#### [Your instructions]
Sort through the material below and copy each line with "icon".
== Segment start ==
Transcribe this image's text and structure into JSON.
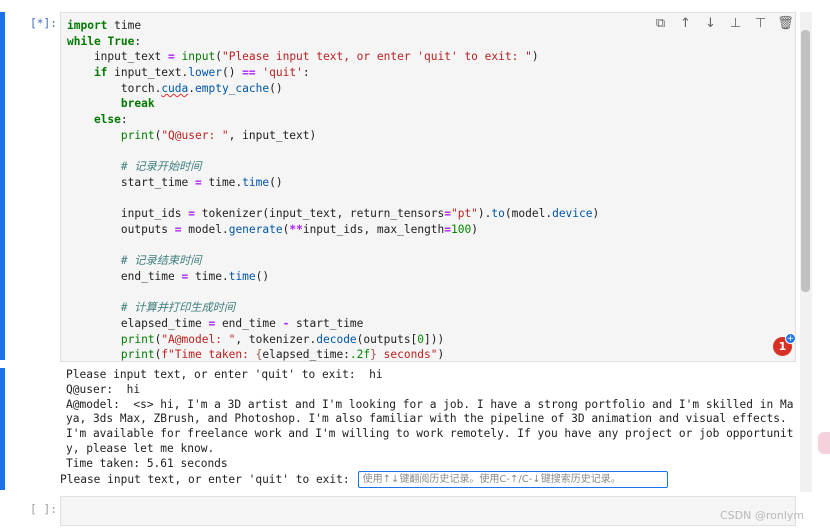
{
  "cells": {
    "running_prompt": "[*]:",
    "empty_prompt": "[ ]:"
  },
  "code": {
    "l1_kw": "import",
    "l1_rest": " time",
    "l2_kw": "while",
    "l2_true": "True",
    "l2_colon": ":",
    "l3_var": "    input_text ",
    "l3_eq": "=",
    "l3_fn": " input",
    "l3_p1": "(",
    "l3_str": "\"Please input text, or enter 'quit' to exit: \"",
    "l3_p2": ")",
    "l4_kw": "    if",
    "l4_a": " input_text",
    "l4_dot": ".",
    "l4_at": "lower",
    "l4_b": "() ",
    "l4_eq": "==",
    "l4_sp": " ",
    "l4_str": "'quit'",
    "l4_colon": ":",
    "l5_a": "        torch",
    "l5_dot": ".",
    "l5_err": "cuda",
    "l5_dot2": ".",
    "l5_at": "empty_cache",
    "l5_b": "()",
    "l6_kw": "        break",
    "l7_kw": "    else",
    "l7_colon": ":",
    "l8_fn": "        print",
    "l8_p1": "(",
    "l8_str": "\"Q@user: \"",
    "l8_rest": ", input_text)",
    "l10_cm": "        # 记录开始时间",
    "l11_a": "        start_time ",
    "l11_eq": "=",
    "l11_b": " time",
    "l11_dot": ".",
    "l11_at": "time",
    "l11_c": "()",
    "l13_a": "        input_ids ",
    "l13_eq": "=",
    "l13_b": " tokenizer(input_text, return_tensors",
    "l13_eq2": "=",
    "l13_str": "\"pt\"",
    "l13_c": ")",
    "l13_dot": ".",
    "l13_at": "to",
    "l13_d": "(model",
    "l13_dot2": ".",
    "l13_at2": "device",
    "l13_e": ")",
    "l14_a": "        outputs ",
    "l14_eq": "=",
    "l14_b": " model",
    "l14_dot": ".",
    "l14_at": "generate",
    "l14_c": "(",
    "l14_op": "**",
    "l14_d": "input_ids, max_length",
    "l14_eq2": "=",
    "l14_num": "100",
    "l14_e": ")",
    "l16_cm": "        # 记录结束时间",
    "l17_a": "        end_time ",
    "l17_eq": "=",
    "l17_b": " time",
    "l17_dot": ".",
    "l17_at": "time",
    "l17_c": "()",
    "l19_cm": "        # 计算并打印生成时间",
    "l20_a": "        elapsed_time ",
    "l20_eq": "=",
    "l20_b": " end_time ",
    "l20_op": "-",
    "l20_c": " start_time",
    "l21_fn": "        print",
    "l21_p1": "(",
    "l21_str": "\"A@model: \"",
    "l21_b": ", tokenizer",
    "l21_dot": ".",
    "l21_at": "decode",
    "l21_c": "(outputs[",
    "l21_num": "0",
    "l21_d": "]))",
    "l22_fn": "        print",
    "l22_p1": "(",
    "l22_str1": "f\"Time taken: ",
    "l22_br1": "{",
    "l22_mid": "elapsed_time:",
    "l22_fmt": ".2f",
    "l22_br2": "}",
    "l22_str2": " seconds\"",
    "l22_p2": ")"
  },
  "toolbar": {
    "copy_icon": "copy-icon",
    "up_icon": "arrow-up-icon",
    "down_icon": "arrow-down-icon",
    "insert_above_icon": "insert-above-icon",
    "insert_below_icon": "insert-below-icon",
    "delete_icon": "trash-icon",
    "copy_glyph": "⧉",
    "up_glyph": "↑",
    "down_glyph": "↓",
    "insert_above_glyph": "⊥",
    "insert_below_glyph": "⊤",
    "delete_glyph": "🗑"
  },
  "notification": {
    "count": "1",
    "plus": "+"
  },
  "output": {
    "lines": [
      "Please input text, or enter 'quit' to exit:  hi",
      "Q@user:  hi",
      "A@model:  <s> hi, I'm a 3D artist and I'm looking for a job. I have a strong portfolio and I'm skilled in Ma",
      "ya, 3ds Max, ZBrush, and Photoshop. I'm also familiar with the pipeline of 3D animation and visual effects.",
      "I'm available for freelance work and I'm willing to work remotely. If you have any project or job opportunit",
      "y, please let me know.",
      "Time taken: 5.61 seconds"
    ],
    "input_label": "Please input text, or enter 'quit' to exit:",
    "input_placeholder": "使用↑↓键翻阅历史记录。使用C-↑/C-↓键搜索历史记录。"
  },
  "watermark": "CSDN @ronlym",
  "colors": {
    "accent": "#1a73e8",
    "keyword": "#007a00",
    "string": "#ba2121",
    "operator": "#aa22ff",
    "comment": "#408080"
  }
}
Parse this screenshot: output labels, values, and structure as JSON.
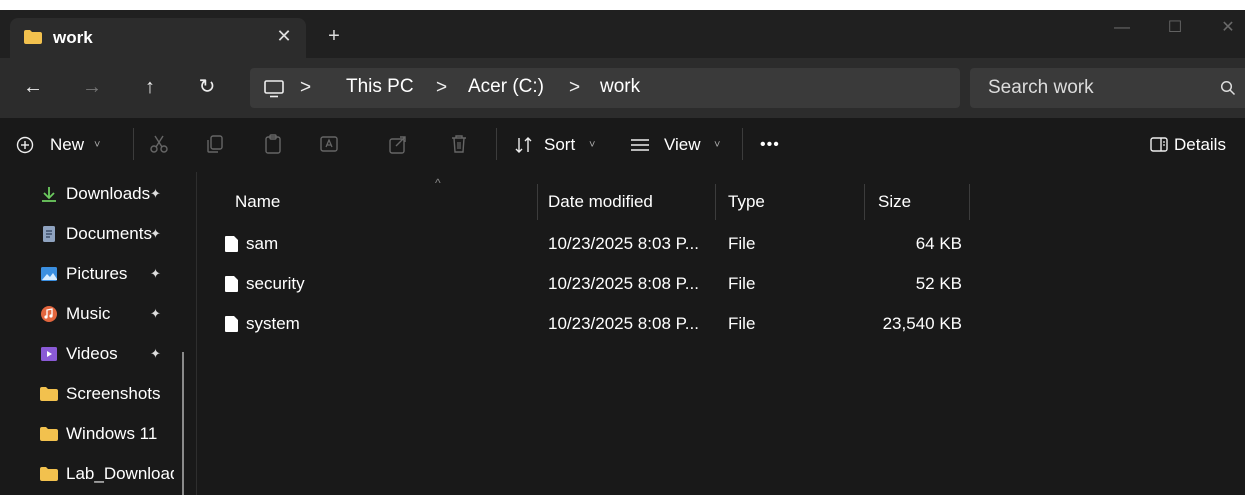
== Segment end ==
#### [The completed task]
    "copy_icon": "copy-icon",
    "up_icon": "arrow-up-icon",
    "down_icon": "arrow-down-icon",
    "insert_above_icon": "insert-above-icon",
    "insert_below_icon": "insert-below-icon",
    "delete_icon": "trash-icon",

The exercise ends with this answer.